Racial Differences in Emotional Distress Among Breast Cancer Survivors During COVID-19 Pandemic Reflects Past Healthcare Experiences

White and Black breast cancer survivors are experiencing different levels of emotional distress during the COVID-19 pandemic, a survey found, which may speak to disparities in cancer treatment that long precede the global crisis.

The COVID-19 pandemic resulted in significant delays in cancer care and treatment—but for Black patients, the delays may not be new. Previous research has found that Black women with breast cancer experience delays in diagnosis-to-treatment times. They received surgery and chemotherapy about a week after White women (average, eight days and seven days, respectively), and for radiotherapy, they waited an average three days longer than White women.

White breast cancer survivors reported significantly higher levels of distress than their Black counterparts, and according to the researchers, this may be because Black patients are already used to experiencing delays in treatment and have coping mechanisms in place for such distress.

“Prior to the pandemic, treatment delays were part of systemic and structural health inequities in the USA. The impact of these inequities had the greatest impact on Black breast cancer survivors, with significant disparities in mortality compared to White breast cancer survivors. Limited access to cancer care during the pandemic has provided a window into the risks and consequences of delays in cancer care for cancer health outcomes,” the researchers pointed out.

Two breast cancer survivors and one clinician reviewed and piloted the 50-item, electronic survey. Items pertaining to worry used a 0–100 scale, with 0 indicating disagree and 100 indicating agree. Between April 2­–27, 2020, 633 breast cancer survivors responded, including one male. Responses from 570 survivors were analyzed; 81% were White, and 19% were Black. The average age was 47.92 years (standard deviation [SD], 10.86 years), and White respondents were slightly younger (47.18 years vs. 51.16 years); the average age at diagnosis was 42.59 years (SD, 10.17 years).

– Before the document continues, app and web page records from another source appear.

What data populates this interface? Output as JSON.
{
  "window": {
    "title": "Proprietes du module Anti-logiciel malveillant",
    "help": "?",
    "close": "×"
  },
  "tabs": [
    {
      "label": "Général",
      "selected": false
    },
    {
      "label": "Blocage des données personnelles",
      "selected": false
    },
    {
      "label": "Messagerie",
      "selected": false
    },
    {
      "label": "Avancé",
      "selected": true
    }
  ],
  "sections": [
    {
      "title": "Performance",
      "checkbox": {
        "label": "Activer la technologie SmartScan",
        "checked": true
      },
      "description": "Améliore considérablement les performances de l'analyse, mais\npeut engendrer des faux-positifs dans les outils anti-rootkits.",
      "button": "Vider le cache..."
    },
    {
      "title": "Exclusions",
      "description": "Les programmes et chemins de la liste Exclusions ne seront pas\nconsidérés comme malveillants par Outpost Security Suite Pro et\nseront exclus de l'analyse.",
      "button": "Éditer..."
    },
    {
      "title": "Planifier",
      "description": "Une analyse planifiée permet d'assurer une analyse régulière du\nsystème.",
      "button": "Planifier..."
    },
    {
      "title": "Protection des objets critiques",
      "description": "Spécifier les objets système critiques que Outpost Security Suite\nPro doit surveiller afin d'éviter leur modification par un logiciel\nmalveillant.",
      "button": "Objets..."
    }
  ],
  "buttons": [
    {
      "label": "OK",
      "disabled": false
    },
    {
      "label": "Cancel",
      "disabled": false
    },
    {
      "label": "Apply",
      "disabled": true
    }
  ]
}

More than half of respondents were currently receiving cancer treatment; 42% reported delays in care caused by the pandemic. White respondents, compared to Black ones, had higher mean all-health-related, cancer-related, and non-cancer-related distress. They were also more worried about delays/interruptions to their cancer care and their cancer care taking longer than anticipated due to COVID-19, and they were more worried that their cancer would get worse or spread during the pandemic. White respondents were also more worried about their general health and about getting COVID-19.

The study authors posed several possible explanations for these differences in levels of distress, including the pandemic itself. Black communities are experiencing higher rates of COVID-19 infection and mortality, as well as changes in factors including income, employment, and health insurance. It’s possible that Black breast cancer survivors are prioritizing other challenges during this time rather than their health and their cancer care because they are balancing other pressing items.

Although they suggested some potential reasons for the study’ results, the authors said further research is warranted, “not only to gain a systematic understanding of emotional distress related to barriers to healthcare access but also to determine how differences in emotional distress contribute to disparities in cancer health outcomes.”

The study was published in the Journal of Racial and Ethnic Health Disparities.